Some of your possessions need special handling. To protect them, use these tips while packing things for storage:
- Dishes and stemware: Wrap every single dish in packing paper. Pack dishes that are about the same size together, and stack them with their edges down. You can separate stemware using cardboard compartments, also known as cell kits.
- Books: Don’t stack books on their spines, which can damage them. Stack them horizontally. You can use stronger boxes for books, but don’t pack the boxes so they’re too heavy or too full.
- Frames and mirrors: Protect framed art, pictures, and mirrors using bubble wrap and plastic or cardboard corners. Use art packing paper for framed art. For mirrors, make an X with strong tape across the face of the glass. Pack frames and mirrors vertically.
- Fragile items: Clearly label boxes if anything inside could break.
- Blankets, clothing, furniture, and drapery: Clean these before packing them in order to stop the spread of germs and odors. You can optionally hang up clothes in wardrobe boxes.
- Leather: Use a store-bought conditioner on leather.
- Wood: Put a coat of protective polish on wood.
- Metal: Prevent rust on metal items using a machine oil or rust-inhibiting paper.
Moving Your Items to Storage
After you’re done packing things for storage, there are a few tips for moving everything and storing things properly in your unit. The following tips can help you keep everything organized and prevent damage on moving day:
- Put your heaviest things on the bottom, both in the moving truck and in the storage unit.
- Set the things you won’t use for a while near the cargo door of the moving vehicle so they’ll be the first things you’ll unload and put in the back of your storage unit.
- Prevent damage to tables, bed frames, and lamps by taking them apart before moving them.
- Drape tarps or sheets over furniture to help prevent scratches and other damage.

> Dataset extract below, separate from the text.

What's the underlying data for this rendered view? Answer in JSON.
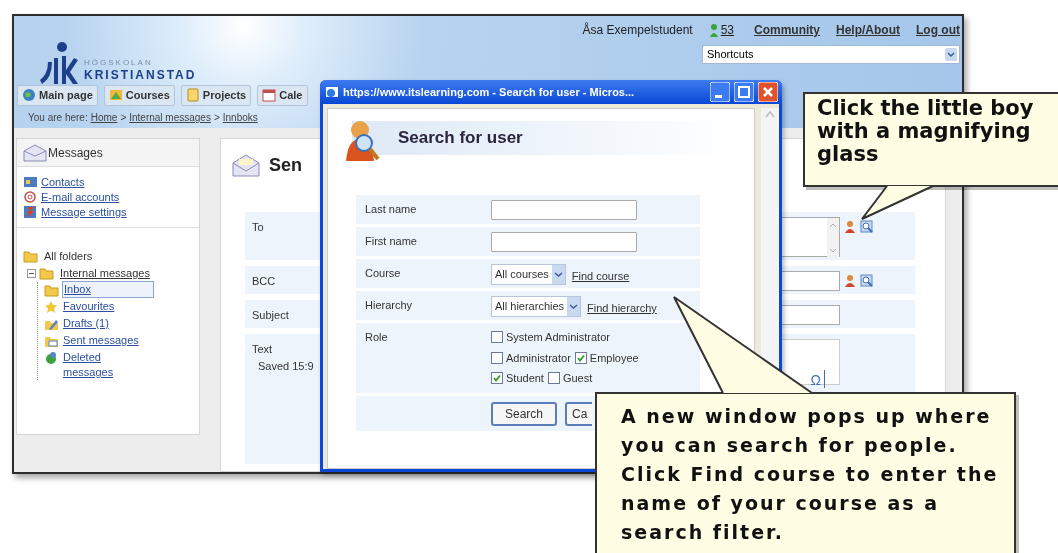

- Place your boxes marked “fragile” on the top of everything else.
- Don’t store anything in plastic bags, which can keep moisture and mildew inside.